Introduction to Computer Science and Programming Using Python.

For those who need a boost to start coding (and stop begging for software licenses) you can find a Python programming course following this link

Next time you find yourself bored to death by doing things «as usual» you can remember this post and stop complaining.




Interaction diagrams for ULS verification of RC sections.

We are rewriting routines that calculate the capacity factor of RC sections under design loads, so it can be possible to use 2D and 3D interaction diagrams. By the way, we'll reorganize and document the verification routine to make it easier to use and to understand.

As part of this reorganization, we are writing matplotlib to represent interaction diagrams and stress-strain material laws. This way we can insert these graphics into LaTeX reports, which can be used in the analysis report and control of the input data.

Matplotlib is a python 2D plotting library which produces publication quality figures in a variety of hardcopy formats and interactive environments across platforms. Let this be the humble tribute to his author John Hunter.

Other tools that we use to write these routines are: CGAL and numpy.
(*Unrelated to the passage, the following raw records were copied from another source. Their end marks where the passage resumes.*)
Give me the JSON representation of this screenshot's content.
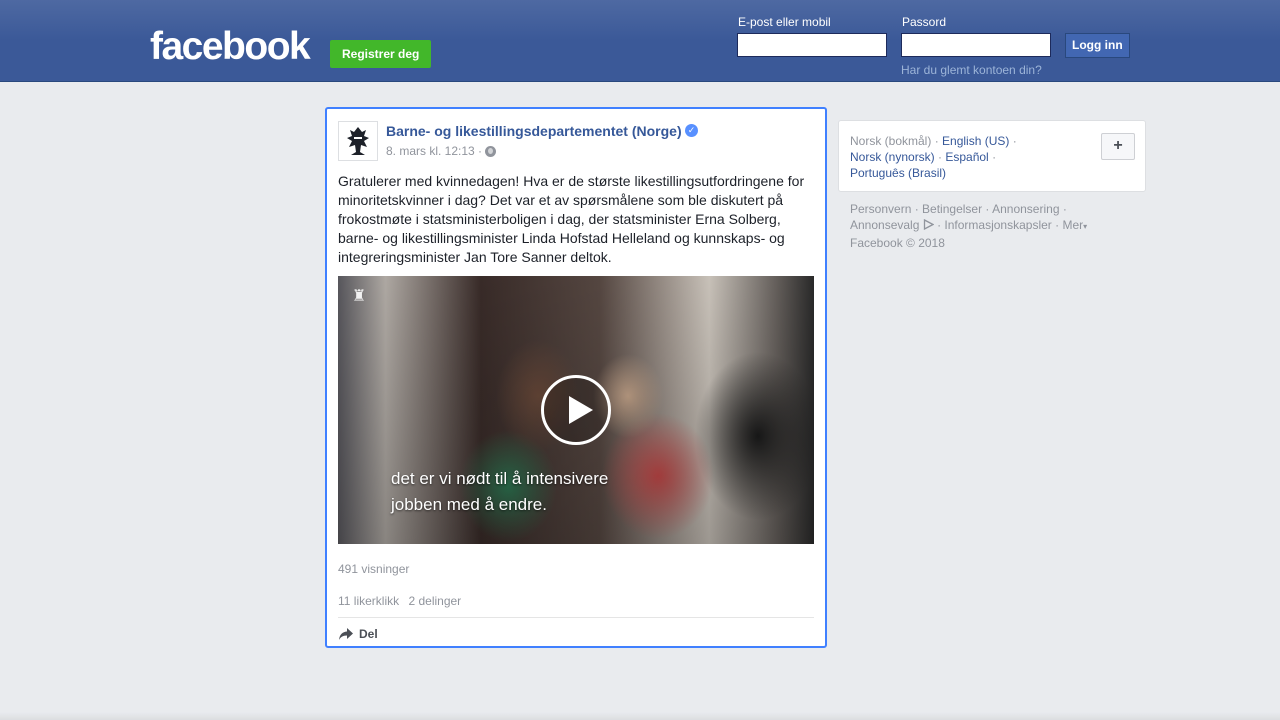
{
  "header": {
    "logo_text": "facebook",
    "register_label": "Registrer deg",
    "email_label": "E-post eller mobil",
    "password_label": "Passord",
    "email_value": "",
    "password_value": "",
    "login_label": "Logg inn",
    "forgot_link": "Har du glemt kontoen din?",
    "brand_color": "#3b5998",
    "register_color": "#42b72a"
  },
  "post": {
    "page_name": "Barne- og likestillingsdepartementet (Norge)",
    "verified_icon": "verified-badge-icon",
    "timestamp": "8. mars kl. 12:13 ·",
    "audience_icon": "globe-icon",
    "text": "Gratulerer med kvinnedagen! Hva er de største likestillingsutfordringene for minoritetskvinner i dag? Det var et av spørsmålene som ble diskutert på frokostmøte i statsministerboligen i dag, der statsminister Erna Solberg, barne- og likestillingsminister Linda Hofstad Helleland og kunnskaps- og integreringsminister Jan Tore Sanner deltok.",
    "video_subtitle_line1": "det er vi nødt til å intensivere",
    "video_subtitle_line2": "jobben med å endre.",
    "views": "491 visninger",
    "likes": "11 likerklikk",
    "shares": "2 delinger",
    "share_label": "Del"
  },
  "sidebar": {
    "languages": [
      {
        "label": "Norsk (bokmål)",
        "current": true
      },
      {
        "label": "English (US)",
        "current": false
      },
      {
        "label": "Norsk (nynorsk)",
        "current": false
      },
      {
        "label": "Español",
        "current": false
      },
      {
        "label": "Português (Brasil)",
        "current": false
      }
    ],
    "add_language_label": "+",
    "footer_links": [
      "Personvern",
      "Betingelser",
      "Annonsering",
      "Annonsevalg",
      "Informasjonskapsler",
      "Mer"
    ],
    "copyright": "Facebook © 2018"
  }
}
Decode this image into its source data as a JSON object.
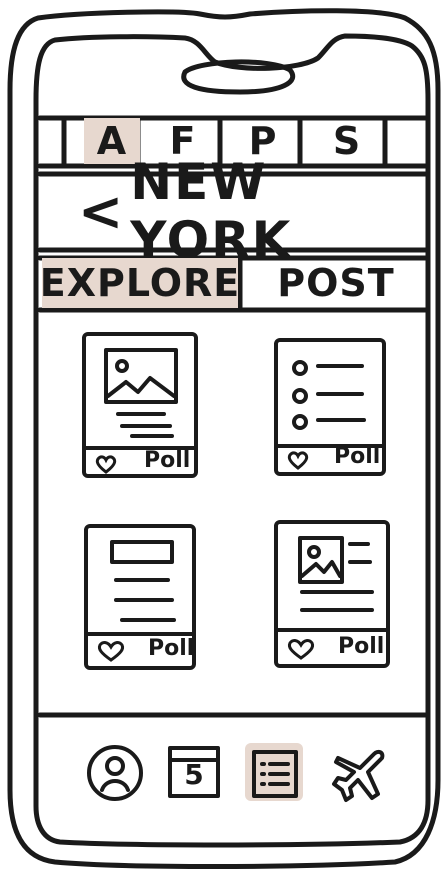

You can take a look at gitHub XC repo.




XC code on gitHub.

We have uploaded our code to gitHub (see XC on gitHub). From now on it is far easier to share our code with other developers around the world. Potential users can also «take a look» without any downloading.




A non trivial Salome finite element model imported into XC.

Here we have a quite complex finite element model. The mesh was generated with Salome from a CAD model loaded from a Iges file. The Salome's mesh (and node and element sets) were loaded into XC through some simple Python routines. The elements sets were chosen to make easier to assign materials and constraints to the different parts.

The steps we have followed to generate the mesh were the following:

  1. Using a CAD software, we create a simple wireframe 3D model. This wireframe model will be used in to define the vertex (keypoints iff you want) of the blocks to be meshed so it must be an accurate enough representation of the object's geometry.
  2. Export to an IGES format file and import the resulting file into Salome's geometry module.
  3. Use this module to create the topological objects (vertex -keypoints-, edges, surfaces and/or solids) that will be used to create the mesh.
  4. Using the MESH module, select the hypothesis and algorithms which we'll use to create the mesh. Use the quality controls provided by this module to do a quality control of the mesh. Create groups of nodes, elements,... as necessary.
  5. Export the mesh and the groups using the DAT file format.
  6. Import the mesh DAT into XC using the Python routines provided for that purpose. Import the DAT group files into XC as elements (or nodes, or whatever...) sets. Assign suitable material properties to the elements of each set. Create loads and constraints as necessary.



Just make it.

This is a great time to learn to be a maker, in contrast to being a mere consumer. Clicking buttons on a smartphone is not being tech-savvy; hacking and building the phone is.

Read on ...



A french touch.

To allow modeling of internal and external presstressed cables we are using the article «Modélisation des câbles de précontrainte», by Sylvie MICHEL-PONNELLE, that explains the procedure quite well. Fortunately enough the hardest part of the work (kinematic conditions,...) was already coded.

[pdf] Read the article